Newsrooms are debating whether objectivity should still be the standard for news reporting. Recently, Leonard Downie Jr. wrote an opinion piece on objectivity for The Washington Post. Downie argues that moving past objectivity can create more diversity in newsrooms. The piece has sparked a lot of responses from different news organizations, but the question remains: is objectivity outdated and what can newsrooms do about it? “True objectivity is a fallacy that overlooks more important standards, like fairness and truth,” SPJ Director of Ethics and Diversity Rod Hicks said. “How can a news report be objective when journalists working on it make so many subjective decisions, including which sources to interview and why this story was chosen to tell over numerous others that weren’t?” The SPJ Code of Ethics insists that journalists should seek the truth and report it and act independently.

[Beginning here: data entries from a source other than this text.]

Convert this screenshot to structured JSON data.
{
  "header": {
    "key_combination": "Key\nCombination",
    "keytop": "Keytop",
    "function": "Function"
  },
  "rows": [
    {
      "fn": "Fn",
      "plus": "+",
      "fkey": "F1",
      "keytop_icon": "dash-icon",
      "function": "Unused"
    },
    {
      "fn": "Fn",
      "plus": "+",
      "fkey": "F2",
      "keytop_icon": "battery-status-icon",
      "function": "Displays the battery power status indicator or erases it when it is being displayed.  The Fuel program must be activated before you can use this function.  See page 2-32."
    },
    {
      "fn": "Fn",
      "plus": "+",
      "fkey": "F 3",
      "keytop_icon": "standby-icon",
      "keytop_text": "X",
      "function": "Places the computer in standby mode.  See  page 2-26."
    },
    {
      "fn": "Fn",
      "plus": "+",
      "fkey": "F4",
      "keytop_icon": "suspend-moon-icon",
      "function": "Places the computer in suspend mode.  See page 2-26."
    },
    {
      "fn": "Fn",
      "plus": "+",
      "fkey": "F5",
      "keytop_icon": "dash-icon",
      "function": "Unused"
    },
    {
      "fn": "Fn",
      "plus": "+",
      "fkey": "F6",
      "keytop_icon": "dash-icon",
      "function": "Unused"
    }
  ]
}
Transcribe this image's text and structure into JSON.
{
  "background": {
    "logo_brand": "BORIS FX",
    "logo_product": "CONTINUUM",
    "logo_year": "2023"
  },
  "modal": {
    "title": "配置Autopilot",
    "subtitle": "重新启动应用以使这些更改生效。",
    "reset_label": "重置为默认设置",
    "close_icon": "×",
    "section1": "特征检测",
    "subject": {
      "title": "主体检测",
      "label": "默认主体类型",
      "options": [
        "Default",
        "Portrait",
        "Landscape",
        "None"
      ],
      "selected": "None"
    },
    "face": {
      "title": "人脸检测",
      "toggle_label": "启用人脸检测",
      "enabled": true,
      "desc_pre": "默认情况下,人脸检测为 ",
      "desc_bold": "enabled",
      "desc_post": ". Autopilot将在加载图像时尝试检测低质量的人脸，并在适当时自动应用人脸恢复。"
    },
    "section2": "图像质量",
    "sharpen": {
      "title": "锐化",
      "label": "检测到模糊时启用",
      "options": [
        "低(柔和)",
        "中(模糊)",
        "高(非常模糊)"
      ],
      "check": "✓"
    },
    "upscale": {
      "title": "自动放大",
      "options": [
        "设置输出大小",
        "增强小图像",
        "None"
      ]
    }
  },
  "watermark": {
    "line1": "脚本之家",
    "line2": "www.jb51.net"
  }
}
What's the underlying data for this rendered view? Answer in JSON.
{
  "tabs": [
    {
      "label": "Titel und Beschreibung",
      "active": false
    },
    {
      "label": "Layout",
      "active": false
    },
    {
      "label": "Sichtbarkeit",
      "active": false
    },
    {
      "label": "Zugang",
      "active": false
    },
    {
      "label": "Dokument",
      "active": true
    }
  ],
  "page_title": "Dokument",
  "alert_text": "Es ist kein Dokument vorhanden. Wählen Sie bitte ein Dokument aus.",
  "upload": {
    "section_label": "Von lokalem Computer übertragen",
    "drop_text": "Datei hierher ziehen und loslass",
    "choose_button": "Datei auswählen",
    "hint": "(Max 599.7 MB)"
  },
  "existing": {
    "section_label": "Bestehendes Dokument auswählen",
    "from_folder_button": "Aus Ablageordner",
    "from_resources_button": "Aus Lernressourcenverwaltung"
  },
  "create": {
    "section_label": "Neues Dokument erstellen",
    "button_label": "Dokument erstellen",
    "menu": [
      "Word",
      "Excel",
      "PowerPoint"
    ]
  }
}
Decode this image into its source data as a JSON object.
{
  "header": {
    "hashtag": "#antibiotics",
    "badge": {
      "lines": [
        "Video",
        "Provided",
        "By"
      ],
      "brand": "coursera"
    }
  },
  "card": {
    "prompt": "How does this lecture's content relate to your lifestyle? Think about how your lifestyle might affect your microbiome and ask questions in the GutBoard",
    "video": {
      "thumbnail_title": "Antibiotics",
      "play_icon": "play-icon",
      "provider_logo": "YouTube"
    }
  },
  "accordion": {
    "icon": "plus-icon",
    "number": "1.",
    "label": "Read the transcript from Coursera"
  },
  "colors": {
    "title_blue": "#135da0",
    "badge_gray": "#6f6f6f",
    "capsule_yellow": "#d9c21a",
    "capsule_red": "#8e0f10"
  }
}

Some journalists believe that pursuing objectivity can lead to giving both sides of a story equal weight and in diverse newsrooms, that can negate many identities and backgrounds. “All journalists draw from their life experiences when producing stories, which is why it’s important to fill newsrooms with journalists with diverse backgrounds,” Hicks said. “Rather than focusing on objectivity, journalists would be better off focusing on truth-telling and following ethical guidelines, which mitigate their biases.” The Code advises journalists to be accountable and transparent and explain ethical choices and processes to audiences.